+++ THE DATA

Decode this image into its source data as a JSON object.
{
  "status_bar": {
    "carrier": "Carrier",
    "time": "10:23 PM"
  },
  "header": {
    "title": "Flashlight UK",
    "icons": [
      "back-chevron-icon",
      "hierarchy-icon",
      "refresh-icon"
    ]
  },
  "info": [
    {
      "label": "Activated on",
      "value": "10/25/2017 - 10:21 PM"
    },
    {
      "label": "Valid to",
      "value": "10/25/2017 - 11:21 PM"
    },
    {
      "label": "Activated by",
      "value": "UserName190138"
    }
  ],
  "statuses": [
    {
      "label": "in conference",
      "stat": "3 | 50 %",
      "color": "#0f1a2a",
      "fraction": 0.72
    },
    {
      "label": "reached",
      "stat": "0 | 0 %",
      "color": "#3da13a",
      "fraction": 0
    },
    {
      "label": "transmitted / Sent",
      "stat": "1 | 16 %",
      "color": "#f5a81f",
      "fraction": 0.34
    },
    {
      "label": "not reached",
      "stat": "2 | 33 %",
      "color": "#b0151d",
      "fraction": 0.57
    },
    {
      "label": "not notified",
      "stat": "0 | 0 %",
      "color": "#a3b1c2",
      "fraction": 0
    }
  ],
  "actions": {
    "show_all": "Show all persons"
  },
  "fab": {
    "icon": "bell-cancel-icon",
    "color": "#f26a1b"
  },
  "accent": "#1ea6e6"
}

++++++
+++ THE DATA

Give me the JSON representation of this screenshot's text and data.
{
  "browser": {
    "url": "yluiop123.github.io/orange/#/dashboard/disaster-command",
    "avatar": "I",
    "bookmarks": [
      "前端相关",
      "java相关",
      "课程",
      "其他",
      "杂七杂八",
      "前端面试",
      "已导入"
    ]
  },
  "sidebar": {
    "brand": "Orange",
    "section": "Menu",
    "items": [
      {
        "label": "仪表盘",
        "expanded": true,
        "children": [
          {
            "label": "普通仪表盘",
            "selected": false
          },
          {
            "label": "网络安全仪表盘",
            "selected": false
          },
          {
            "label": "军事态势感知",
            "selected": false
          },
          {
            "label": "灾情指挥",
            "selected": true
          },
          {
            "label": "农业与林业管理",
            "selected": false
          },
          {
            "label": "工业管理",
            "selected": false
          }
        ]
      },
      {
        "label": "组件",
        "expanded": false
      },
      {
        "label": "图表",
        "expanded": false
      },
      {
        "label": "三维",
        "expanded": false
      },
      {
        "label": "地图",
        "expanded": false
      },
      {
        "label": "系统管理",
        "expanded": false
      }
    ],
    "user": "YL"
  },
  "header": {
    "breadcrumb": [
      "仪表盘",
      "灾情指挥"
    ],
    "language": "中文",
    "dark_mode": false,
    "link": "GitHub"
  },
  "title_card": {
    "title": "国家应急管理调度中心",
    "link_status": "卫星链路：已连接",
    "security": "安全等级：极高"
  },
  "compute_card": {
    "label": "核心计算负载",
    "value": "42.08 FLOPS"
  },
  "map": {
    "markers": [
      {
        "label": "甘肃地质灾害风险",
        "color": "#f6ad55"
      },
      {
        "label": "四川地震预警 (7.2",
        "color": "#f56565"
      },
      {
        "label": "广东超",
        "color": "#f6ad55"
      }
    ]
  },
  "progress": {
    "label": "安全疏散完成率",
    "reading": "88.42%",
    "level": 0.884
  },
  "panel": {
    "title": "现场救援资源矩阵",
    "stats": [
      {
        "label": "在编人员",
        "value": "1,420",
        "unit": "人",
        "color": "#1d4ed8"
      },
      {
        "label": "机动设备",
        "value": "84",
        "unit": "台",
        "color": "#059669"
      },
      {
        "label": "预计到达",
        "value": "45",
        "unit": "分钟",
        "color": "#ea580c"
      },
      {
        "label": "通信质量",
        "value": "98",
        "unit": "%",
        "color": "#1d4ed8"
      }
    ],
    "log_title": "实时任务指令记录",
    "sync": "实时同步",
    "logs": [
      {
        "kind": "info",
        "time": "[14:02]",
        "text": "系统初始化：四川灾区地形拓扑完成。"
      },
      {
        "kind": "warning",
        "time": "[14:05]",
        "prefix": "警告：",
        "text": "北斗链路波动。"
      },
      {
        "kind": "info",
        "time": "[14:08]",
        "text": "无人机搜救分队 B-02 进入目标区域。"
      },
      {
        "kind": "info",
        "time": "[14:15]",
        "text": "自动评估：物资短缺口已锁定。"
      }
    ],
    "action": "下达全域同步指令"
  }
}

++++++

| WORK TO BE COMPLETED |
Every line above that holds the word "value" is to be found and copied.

| EXERCISE ANSWER |
      "value": "10/25/2017 - 10:21 PM"
      "value": "10/25/2017 - 11:21 PM"
      "value": "UserName190138"
    "value": "42.08 FLOPS"
        "value": "1,420",
        "value": "84",
        "value": "45",
        "value": "98",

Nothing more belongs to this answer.